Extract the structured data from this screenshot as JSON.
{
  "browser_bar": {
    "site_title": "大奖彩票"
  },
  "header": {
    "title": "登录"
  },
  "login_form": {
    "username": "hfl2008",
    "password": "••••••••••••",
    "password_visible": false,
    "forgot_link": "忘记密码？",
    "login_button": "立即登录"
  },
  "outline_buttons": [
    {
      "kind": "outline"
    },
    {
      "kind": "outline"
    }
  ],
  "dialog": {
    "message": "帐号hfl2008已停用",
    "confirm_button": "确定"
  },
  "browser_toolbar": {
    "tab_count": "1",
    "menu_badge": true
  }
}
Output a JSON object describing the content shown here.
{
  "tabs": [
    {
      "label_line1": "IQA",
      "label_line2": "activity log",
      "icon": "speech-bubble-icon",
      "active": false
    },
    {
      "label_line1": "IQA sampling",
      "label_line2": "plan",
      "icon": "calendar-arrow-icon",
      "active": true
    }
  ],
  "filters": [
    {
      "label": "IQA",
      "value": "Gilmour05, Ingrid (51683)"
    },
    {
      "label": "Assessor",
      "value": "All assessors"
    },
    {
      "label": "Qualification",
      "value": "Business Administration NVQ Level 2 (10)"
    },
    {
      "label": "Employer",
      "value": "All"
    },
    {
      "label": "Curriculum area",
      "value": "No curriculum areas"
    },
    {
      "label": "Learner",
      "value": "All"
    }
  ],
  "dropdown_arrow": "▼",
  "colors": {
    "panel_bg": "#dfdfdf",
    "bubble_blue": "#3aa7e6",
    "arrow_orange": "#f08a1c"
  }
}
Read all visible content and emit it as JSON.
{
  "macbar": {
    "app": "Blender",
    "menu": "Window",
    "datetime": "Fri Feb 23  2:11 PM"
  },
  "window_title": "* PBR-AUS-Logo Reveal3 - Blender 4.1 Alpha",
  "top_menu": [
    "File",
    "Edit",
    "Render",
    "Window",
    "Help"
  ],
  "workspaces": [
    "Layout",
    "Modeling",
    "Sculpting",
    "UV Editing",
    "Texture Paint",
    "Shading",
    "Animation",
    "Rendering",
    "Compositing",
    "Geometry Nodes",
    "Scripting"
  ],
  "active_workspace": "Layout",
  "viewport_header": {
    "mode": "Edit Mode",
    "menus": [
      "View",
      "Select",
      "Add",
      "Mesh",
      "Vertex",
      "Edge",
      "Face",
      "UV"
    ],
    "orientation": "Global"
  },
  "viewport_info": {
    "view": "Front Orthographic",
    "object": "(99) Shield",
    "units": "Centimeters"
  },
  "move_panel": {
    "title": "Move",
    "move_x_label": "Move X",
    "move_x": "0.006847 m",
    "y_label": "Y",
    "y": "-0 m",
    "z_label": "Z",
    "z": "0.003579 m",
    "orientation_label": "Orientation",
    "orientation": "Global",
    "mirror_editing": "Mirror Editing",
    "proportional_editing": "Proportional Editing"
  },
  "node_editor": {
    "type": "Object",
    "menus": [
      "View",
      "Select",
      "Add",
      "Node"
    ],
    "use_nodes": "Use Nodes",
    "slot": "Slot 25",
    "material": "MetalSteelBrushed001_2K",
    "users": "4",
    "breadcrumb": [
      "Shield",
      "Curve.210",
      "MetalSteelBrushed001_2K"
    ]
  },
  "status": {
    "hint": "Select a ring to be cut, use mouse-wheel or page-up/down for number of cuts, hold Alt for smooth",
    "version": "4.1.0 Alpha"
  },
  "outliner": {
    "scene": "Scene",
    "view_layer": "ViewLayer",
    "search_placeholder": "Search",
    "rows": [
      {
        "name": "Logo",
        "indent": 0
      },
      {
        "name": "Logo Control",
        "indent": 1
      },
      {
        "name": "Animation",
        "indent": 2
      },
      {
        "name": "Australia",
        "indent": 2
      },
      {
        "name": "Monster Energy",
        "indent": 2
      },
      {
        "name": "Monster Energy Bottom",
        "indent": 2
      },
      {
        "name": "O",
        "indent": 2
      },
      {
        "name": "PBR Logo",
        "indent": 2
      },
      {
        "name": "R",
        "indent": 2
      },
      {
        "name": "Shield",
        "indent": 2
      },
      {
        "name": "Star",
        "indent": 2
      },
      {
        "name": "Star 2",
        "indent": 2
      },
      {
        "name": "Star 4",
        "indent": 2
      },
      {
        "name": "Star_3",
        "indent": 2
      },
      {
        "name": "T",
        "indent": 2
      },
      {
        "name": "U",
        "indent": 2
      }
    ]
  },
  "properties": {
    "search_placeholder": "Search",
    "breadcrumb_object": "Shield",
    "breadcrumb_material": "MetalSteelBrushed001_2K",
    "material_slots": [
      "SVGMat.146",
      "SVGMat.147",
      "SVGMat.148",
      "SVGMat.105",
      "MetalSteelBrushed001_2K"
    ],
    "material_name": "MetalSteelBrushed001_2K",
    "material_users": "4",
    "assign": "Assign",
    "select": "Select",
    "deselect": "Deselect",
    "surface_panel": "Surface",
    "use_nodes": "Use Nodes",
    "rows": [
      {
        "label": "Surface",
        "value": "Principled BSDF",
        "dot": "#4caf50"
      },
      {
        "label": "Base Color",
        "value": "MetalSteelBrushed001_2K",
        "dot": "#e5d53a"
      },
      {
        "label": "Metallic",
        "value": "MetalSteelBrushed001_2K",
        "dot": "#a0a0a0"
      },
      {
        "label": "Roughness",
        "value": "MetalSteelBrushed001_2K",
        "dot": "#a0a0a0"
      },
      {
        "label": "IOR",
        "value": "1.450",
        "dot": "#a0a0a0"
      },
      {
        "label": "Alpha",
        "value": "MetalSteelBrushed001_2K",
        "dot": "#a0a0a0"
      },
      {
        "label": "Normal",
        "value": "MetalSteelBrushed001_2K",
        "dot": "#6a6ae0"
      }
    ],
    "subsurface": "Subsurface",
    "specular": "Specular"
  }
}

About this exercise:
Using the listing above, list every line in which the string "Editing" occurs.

Your solution:
    "UV Editing",
    "mirror_editing": "Mirror Editing",
    "proportional_editing": "Proportional Editing"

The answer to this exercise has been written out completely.